Civil servants and teachers have warned the government against delaying their April salaries.
Speaking through their respective unions, the government workers, who faced pay delays last month, said they had endured untold suffering and would not tolerate further hold-ups in their pay.
Union of Kenya Civil Servants (UKCS) and Kenya Union of Post Primary Education Teachers (Kuppet) warned of a nationwide strike if the government, which has acknowledged cash-flow problems but has vowed not to borrow to pay salaries, fails to process the payments on time.
The country is facing an unprecedented financial crisis that resulted in delays in the payment of March salaries for civil servants, members of Parliament and county employees. Government employees were told to brace themselves for more salary delays amid a worsening economic situation in the country.
Some county government workers are already on strike with the health sector the worst hit. The National Treasury announced that the government is caught between under-performing revenues and limited access to finance due to a narrowing borrowing headroom.
But unions have dismissed this narrative, saying, the State has enough money to pay its employees. UKCS Secretary-General Tom Odege argued that taxes collected by the Kenya Revenue Authority should be used to pay salaries, noting that there has not been a decrease in revenue collection.
"We have not seen a decrease in revenue collection since the previous administration left office, therefore there is no reason at all for salary delays," Mr Odege, who is also the Nyatike MP, said.
Should the workers’ demands not be met, Mr Odege warned, “the government should prepare for a mega strike in July."
UKCS also asked for better terms of employment for its members. Mr Odege said salaries should be commensurate with the work that civil servants do.
He called on the government to review the salaries and allowances paid to all its workers to afford them a dignified standard of living.
"Some employees retire while they are still poor because of low salaries and pensions," Mr Odege said. According to the unionist, most retirees have been abandoned with no one thinking of the sacrifices they made in service to the public.

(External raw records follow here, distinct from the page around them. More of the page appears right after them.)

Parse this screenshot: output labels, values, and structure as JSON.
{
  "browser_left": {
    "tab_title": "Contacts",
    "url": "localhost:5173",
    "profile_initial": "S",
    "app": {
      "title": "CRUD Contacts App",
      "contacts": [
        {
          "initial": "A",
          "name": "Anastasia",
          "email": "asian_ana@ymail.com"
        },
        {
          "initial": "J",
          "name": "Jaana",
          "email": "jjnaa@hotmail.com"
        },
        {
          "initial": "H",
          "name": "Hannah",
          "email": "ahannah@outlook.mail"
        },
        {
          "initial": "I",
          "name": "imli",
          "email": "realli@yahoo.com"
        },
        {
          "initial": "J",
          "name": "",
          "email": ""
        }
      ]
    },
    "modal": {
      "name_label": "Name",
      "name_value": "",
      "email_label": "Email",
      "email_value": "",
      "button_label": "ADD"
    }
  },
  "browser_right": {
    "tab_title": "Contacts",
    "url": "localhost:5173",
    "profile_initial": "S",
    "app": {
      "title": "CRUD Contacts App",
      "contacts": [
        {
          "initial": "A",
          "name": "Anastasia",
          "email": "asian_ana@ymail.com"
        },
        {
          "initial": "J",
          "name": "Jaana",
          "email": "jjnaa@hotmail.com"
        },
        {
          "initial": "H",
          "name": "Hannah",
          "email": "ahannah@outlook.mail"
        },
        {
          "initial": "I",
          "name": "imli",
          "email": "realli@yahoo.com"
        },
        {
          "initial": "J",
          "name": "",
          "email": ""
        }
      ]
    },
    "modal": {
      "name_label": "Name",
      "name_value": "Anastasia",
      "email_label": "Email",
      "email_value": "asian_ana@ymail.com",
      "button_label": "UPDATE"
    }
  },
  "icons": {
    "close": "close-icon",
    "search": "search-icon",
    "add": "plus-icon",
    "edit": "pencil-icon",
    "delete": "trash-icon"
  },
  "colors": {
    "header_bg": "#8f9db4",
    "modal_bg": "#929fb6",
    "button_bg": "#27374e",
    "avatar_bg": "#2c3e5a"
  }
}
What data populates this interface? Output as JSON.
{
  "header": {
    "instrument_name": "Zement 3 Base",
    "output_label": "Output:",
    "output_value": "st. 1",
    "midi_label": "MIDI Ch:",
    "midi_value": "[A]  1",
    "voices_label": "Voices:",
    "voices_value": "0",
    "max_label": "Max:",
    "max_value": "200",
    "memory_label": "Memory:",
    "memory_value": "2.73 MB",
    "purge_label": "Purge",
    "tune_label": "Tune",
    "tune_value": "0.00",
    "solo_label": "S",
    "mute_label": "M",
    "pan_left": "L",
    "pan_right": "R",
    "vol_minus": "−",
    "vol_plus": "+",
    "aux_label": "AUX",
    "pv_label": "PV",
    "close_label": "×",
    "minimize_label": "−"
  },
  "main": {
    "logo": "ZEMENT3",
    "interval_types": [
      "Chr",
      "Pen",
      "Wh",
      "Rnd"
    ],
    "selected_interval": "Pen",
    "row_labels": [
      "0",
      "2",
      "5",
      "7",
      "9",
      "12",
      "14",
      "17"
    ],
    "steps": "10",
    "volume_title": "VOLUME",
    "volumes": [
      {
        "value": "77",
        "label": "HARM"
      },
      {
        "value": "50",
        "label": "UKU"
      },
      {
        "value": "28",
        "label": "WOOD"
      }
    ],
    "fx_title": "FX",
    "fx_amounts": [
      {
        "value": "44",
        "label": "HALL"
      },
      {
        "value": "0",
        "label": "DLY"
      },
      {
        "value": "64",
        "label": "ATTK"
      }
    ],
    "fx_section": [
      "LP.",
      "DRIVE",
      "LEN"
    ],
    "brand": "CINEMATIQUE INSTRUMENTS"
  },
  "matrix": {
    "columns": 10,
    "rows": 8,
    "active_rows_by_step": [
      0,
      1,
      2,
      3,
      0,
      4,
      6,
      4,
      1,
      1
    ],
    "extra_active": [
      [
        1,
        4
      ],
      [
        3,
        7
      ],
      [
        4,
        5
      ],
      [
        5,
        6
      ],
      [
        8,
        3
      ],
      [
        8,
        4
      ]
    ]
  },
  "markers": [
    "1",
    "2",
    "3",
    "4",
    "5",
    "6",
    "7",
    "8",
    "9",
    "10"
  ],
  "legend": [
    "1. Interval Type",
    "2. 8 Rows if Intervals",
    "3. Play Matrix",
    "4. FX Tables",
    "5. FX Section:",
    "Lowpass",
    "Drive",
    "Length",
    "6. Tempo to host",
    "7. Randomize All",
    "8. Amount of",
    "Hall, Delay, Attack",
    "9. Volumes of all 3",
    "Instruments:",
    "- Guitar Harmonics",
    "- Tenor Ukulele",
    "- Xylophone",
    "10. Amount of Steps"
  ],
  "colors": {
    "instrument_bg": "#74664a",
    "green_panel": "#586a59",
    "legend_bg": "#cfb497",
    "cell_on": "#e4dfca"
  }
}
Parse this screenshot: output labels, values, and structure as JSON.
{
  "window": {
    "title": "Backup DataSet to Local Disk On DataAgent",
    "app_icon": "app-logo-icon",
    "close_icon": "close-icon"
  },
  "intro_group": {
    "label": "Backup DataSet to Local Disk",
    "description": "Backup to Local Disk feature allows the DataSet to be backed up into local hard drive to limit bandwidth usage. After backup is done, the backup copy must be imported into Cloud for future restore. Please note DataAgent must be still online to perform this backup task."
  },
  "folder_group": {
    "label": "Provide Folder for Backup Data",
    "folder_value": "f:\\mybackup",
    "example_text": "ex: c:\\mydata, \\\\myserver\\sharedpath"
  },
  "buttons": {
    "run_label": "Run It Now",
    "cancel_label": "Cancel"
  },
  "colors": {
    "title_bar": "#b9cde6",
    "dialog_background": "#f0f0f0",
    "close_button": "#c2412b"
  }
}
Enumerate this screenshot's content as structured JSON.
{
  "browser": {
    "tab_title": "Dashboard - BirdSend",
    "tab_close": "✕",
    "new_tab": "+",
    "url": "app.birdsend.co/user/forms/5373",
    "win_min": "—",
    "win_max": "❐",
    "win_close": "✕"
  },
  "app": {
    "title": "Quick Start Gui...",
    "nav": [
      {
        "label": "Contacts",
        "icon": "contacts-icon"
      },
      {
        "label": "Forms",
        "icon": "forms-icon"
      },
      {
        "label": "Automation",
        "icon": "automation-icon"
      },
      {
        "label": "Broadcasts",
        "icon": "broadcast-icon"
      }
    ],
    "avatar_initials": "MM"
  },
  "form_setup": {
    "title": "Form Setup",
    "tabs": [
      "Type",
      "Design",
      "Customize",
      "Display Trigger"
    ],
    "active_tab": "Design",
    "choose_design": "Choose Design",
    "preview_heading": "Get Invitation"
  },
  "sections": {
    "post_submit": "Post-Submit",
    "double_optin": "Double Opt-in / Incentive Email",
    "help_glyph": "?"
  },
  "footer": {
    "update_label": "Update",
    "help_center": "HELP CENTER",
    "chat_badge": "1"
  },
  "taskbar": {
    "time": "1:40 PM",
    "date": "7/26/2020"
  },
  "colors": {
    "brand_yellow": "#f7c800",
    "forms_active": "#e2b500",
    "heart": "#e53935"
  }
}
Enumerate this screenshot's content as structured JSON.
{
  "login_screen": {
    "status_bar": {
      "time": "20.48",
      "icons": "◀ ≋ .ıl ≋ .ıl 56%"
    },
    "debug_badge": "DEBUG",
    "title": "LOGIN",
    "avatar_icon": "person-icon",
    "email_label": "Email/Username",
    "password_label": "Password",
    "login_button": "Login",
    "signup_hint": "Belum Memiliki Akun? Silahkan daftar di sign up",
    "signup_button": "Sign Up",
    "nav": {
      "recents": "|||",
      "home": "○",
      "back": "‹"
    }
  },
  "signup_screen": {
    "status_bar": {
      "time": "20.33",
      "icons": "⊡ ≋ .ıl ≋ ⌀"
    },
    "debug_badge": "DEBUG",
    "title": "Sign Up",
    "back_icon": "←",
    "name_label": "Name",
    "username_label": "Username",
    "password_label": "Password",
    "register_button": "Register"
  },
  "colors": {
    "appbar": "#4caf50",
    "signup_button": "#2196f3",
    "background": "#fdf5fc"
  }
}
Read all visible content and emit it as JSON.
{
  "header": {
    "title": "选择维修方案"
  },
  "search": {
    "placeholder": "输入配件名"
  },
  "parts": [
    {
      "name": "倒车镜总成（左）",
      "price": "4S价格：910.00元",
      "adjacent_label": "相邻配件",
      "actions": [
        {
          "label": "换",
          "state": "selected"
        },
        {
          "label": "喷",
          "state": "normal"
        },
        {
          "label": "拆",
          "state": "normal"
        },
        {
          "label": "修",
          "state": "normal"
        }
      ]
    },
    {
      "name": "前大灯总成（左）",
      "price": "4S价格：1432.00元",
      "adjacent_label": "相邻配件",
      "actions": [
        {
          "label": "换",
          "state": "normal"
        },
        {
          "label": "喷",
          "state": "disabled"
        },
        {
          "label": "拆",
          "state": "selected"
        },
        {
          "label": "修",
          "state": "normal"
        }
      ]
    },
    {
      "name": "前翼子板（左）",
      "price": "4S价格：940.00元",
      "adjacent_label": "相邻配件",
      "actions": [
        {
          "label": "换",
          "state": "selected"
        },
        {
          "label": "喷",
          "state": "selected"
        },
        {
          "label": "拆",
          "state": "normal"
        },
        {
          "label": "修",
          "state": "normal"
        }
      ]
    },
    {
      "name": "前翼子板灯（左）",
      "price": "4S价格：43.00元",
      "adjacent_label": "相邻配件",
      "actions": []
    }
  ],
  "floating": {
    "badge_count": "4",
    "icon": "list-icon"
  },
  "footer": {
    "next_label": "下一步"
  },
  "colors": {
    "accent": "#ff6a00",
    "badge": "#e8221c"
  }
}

"When in public service, they milk you but when you retire they abandon you. All retirees should get medical insurance [paid for by the government] to cushion them from heavy hospital bills," Mr Odege said
Kuppet Secretary-General Akelo Misori told teachers to prepare to leave the class and go to the streets to demand for better terms of employment.
He said a nationwide teachers’ strike will begin next month should there be another salary delay. The unionist further revealed that he has reliable information that his members may be paid their April pay, as well as salaries for other months, in phases, a plan he said would not resolve the financial challenges faced by the tutors.
Should this happen, Kuppet instructed its members to get ready to go on strike and disrupt learning while schools were gearing up for the second term.
According to Mr Misori, most teachers are still struggling under the disruptions brought by Covid-19 pandemic and payment of salaries in bits will be a disadvantage to them. Mr Misori said teachers have a huge workload that they are trying to address and delayed salaries will complicate matters for them.
He said the curriculum was compressed after the pandemic and most teachers are trying to adjust to the changes.
"We do not expect teachers to open schools in May amidst salary delays. They should be paid on time and payment of salaries in phases as someone has hinted to us will not be taken lightly," the Kuppet boss said.
Homa Bay County Kuppet Executive Secretary Stephen Yogo and Chairman Jack Okoth said teachers were demoralised. The union, he said, is ready to engage in talks with the government to review their salaries.
Kuppet faulted the government for failing to fund the national drama and film festival as well as the science competition. Union officials claimed some teachers are stranded and unable to move to venues where the competition are being held.